Where Would I Be?

These days, I often think about what would happen to me if I wouldn’t come to the US. Suppose I would decide to stay, either because I won’t have the heart to leave Boris behind or for any other reason. Obviously, my life would be drastically different, but I am thinking more about what would be on my mind. Where would I be, and which side would I take if I stayed in Russia? It’s impossible to tell because all these twenty-six years made me a completely new person. It’s very tempting to say that I would be on the right side of things because of the “three generations of revolutionaries” because I was always a radical and “politically unreliable.”

But all these three generations of revolutionaries truly believed in Communism; they believed that you could “force mankind into happiness with the iron hand of revolution.” And I also believed in the communist ideals and social justice (one could argue that this didn’t change :)), just not so much in favor of the “iron hand.” I do not know where I would be, and that’s scary.
We talked with Boris about how we didn’t feel anything wrong with most of the engineers working for the Ministry of Defence or the Ministry of Defence Manufacturing. How we were very proud of ourselves, not caring how our ideas would be used. As long as the government was willing to pay us, we didn’t care. We were “above all of that.”

Now, when I read about Skolkovo and what projects are used now during the war, and how exactly they are used – why am I surprised? I was no better.

There is propaganda, and then there is this

Today, Russian State Duma changed the penal code to increase penalties for conscripts dodging draft, put in penalties for willingly surrendering to the enemy and reviving Soviet-era penalties against “marauding” (while also adding what would count as extenuating circumstances, which includes participating in the armed conflicts). And there are also supposed to be referenda on joining the Russian Federation in separatist-controlled parts of Donesk and Luhansk oblasti (the self-proclaimed People’s Republics), as well as the Ukrainian territories Russia occupied since the start of the war.
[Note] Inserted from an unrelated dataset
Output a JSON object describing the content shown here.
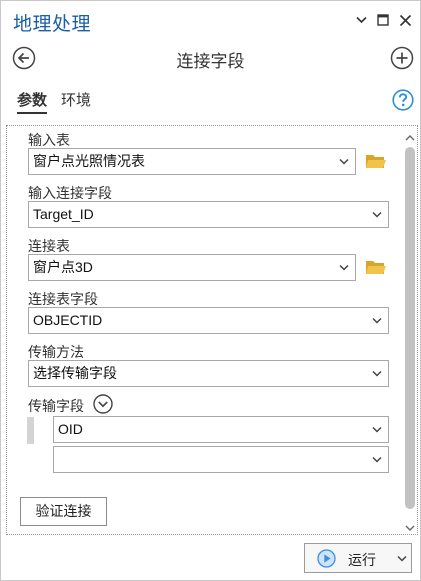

The logic seems to be that, if Ukraine continues its advance, they would be attacking Russian territories, which would justify putting the country on war footing and partial mobilization. (As many people, including some pro-war commentators, have pointed out, the Russian Federation simply doesn’t have the infrastructure and the personal for the full-scale, World War II style national mobilization – then again, I can’t entirely rule out the Russian government trying it anyway).

The whole thing is flimsy as hell – but again, so is a lot of the spin coming out of Russian state media.

Continue reading “There is propaganda, and then there is this”

Sanatorium, part 3

Although most of the pictures from the sanatorium show me hanging out with boys, I mostly remember interactions with girls.

Since the purpose of our stay in the sanatorium was “to get more fresh air, we were outside a lot; almost all the time when it was not raining. When outside, we mostly played role games. We liked to pretend that the group of us was a family with many siblings. Since all the fairy tales were about girls or boys from poor families who would later become princesses or princes, we always played ” a poor family,” where everybody had to work.

As I mentioned earlier, there were two big girls in our group, Lilya was seven and Lyalya was six. Lilya just finished the first grade (she should have been close to eight then). They both, but especially Lilya, tortured us by “playing school.”

Lilya made small notebooks and actually taught a small group of younger kids to write in cursive. We hated it because our letters were coming out clumsy, and Lilya would yell at us (like teachers would do) and mark our work with bad grades. Somehow, I remember being more miserable when she yelled at us than when this would come from our teacher.

My stay at the sanatorium seemed endless, but finally, it was over, and mom and I went “to the South” again.

My historical posts are being published in random order. Please refer to the page Hettie’s timeline to find where exactly each post belongs, and what was before and after.